I agreed to write a commentary on Dan Gordon’s March 10
post about specialization versus general education (which strikes me as cogent
and wise), but I can’t get the image of Eve Marie Carson out of my head or the
horror of her violent death out of my heart.
Eve Marie Carson
was the 23-year old University of North Carolina senior and student body
president shot and killed execution-style last weekend, apparently for her car
and credit cards, by a sociopath with a handgun. Just days earlier, 18-year-old Lauren Burk, a first year student
at Auburn University was gunned down and left to die by the side of the
road. Her car was found in flames a
short while later in a campus parking lot.
These are just the latest in an
unrelenting string of school shootings.
There were five school shootings in just a one-week period last month
alone, culminating in the Valentine’s Day massacre at Northern Illinois University
that left eight dead and 15 wounded.
Since the Columbine High School shooting in April 1999, there have been
more than 30 school shootings in the United States, claiming 88 lives and
leaving 125 physically wounded. The
psychological wounds are incalculable.
One shooting, at Virginia Tech in April of last year, accounts for 33 of
circulated photo of Charles Whitman, as a boy, holding two
rifles. Whitman killed 14 people and wounded 31 others in a shooting rampage
from the clock tower at the University of Texas Austin in August 1966.
School shootings make the
headlines, however there are tens of thousands of firearm-related deaths
every year (on average about 30,000 fatalities annually), most involving
handguns, that do not make the headlines but are equally devastating for the
victims, survivors, families, and communities.
What are we doing about this
epidemic of gun violence? What is anybody
doing? How can we tolerate this?
Meanwhile, the Congress holds
hearings to determine what banned substance may have been injected into Roger
Clemens’s ass. Why doesn’t the Congress
hold hearings to determine what can be done to address the problem of gun
violence in this country? Wouldn’t that
be a better use of their time?
There has not been any
meaningful gun control legislation passed in this country since 1994, when the Brady Handgun Violence
Prevention Act (imposing a five-day waiting period and background checks)
and the so-called Assault Weapons Ban were passed. Before that, you have to go all the way back to the 1968 Gun Control Act

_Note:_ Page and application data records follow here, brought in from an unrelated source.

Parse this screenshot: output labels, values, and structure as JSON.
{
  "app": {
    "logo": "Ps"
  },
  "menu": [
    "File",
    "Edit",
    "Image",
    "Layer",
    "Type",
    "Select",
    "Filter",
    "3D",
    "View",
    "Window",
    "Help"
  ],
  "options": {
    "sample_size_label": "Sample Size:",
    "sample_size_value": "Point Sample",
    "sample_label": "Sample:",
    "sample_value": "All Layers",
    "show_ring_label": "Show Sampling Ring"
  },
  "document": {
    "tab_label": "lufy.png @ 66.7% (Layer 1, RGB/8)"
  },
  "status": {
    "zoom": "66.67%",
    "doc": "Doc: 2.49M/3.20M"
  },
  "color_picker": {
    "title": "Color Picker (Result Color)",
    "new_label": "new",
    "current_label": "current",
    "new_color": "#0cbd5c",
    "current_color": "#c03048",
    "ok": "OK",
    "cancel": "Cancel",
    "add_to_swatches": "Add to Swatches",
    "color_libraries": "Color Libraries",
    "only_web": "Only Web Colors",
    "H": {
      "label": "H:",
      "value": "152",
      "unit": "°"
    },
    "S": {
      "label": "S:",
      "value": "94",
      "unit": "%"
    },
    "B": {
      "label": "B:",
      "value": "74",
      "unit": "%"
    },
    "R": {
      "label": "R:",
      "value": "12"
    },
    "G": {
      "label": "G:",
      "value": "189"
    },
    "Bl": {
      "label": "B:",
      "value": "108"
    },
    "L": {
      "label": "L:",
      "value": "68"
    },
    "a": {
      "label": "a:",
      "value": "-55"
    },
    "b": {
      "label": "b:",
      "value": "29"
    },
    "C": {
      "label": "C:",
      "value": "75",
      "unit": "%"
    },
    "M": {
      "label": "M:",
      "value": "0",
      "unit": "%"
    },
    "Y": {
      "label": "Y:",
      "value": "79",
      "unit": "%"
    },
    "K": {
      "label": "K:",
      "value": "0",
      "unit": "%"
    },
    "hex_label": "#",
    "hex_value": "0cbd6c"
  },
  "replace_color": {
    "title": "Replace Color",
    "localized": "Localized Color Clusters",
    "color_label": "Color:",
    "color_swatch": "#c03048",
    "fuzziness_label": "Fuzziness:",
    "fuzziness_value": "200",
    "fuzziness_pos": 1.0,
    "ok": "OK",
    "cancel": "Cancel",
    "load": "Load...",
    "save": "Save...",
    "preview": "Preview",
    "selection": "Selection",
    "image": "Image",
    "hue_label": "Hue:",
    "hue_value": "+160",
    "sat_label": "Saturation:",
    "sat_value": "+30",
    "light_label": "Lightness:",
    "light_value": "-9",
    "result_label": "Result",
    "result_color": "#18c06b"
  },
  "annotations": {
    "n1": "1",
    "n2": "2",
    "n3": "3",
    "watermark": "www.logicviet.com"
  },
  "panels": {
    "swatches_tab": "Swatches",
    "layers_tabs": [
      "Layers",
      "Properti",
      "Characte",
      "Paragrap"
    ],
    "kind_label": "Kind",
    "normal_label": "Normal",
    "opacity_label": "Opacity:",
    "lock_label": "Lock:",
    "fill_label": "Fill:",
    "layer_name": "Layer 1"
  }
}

(banning mail order sales of rifles and shotguns). The former never would have been passed except for the attempted
assassination of Ronald Regan and the ceaseless efforts of his wounded Press
Secretary James Brady and his wife Sarah.
The latter act followed upon the assassinations of John F. Kennedy (with
a mail order rifle), Martin Luther King, and Robert Kennedy.
When I mention this to friends,
they always say the same things. The
Second Amendment is sacrosanct. The
National Rifle Association is too powerful.
Besides, there is nothing anyone can do. There are 192 million
firearms in civilian hands in the United States, including 65 million
handguns. The genie is out of the
The Second Amendment may be
sacrosanct, but its meaning and implications are notoriously unclear. The fact is no gun control law has ever been
overturned by the U.S. Supreme Court on Second Amendment grounds. That includes local community bans on the
sale and possession of handguns.
(Ominously, this could change this year with the anxiously awaited
decision in Parker
vs. the District of Columbia.)
The gun lobby is very
powerful. But so too are the combined
forces of those who want stricter gun control.
Sixty percent of Americans support stricter gun control, according to
Research Center. Law enforcement,
medical professionals, educators, and big city mayors are powerful advocates
for gun control. The gun lobby can be
beaten back. Gun control needs to be
made a national priority.
According to the Department of Justice,
deaths by firearms fell steadily from 38,317 to 29,573 in the decade from 1991
to 2001, a decrease of nearly 25%. The reasons for this decline are
undoubtedly various and difficult to isolate and quantify, however, a thorough
and sustained analysis of them could lead to the development of strategies for
reducing gun violence even further. But we
sit on our hands and treat these horrific acts like natural disasters instead
of the social dysfunctions they are.
Shame on us.
--David Tebaldi, Executive Director, Massachusetts Foundation for the Humanities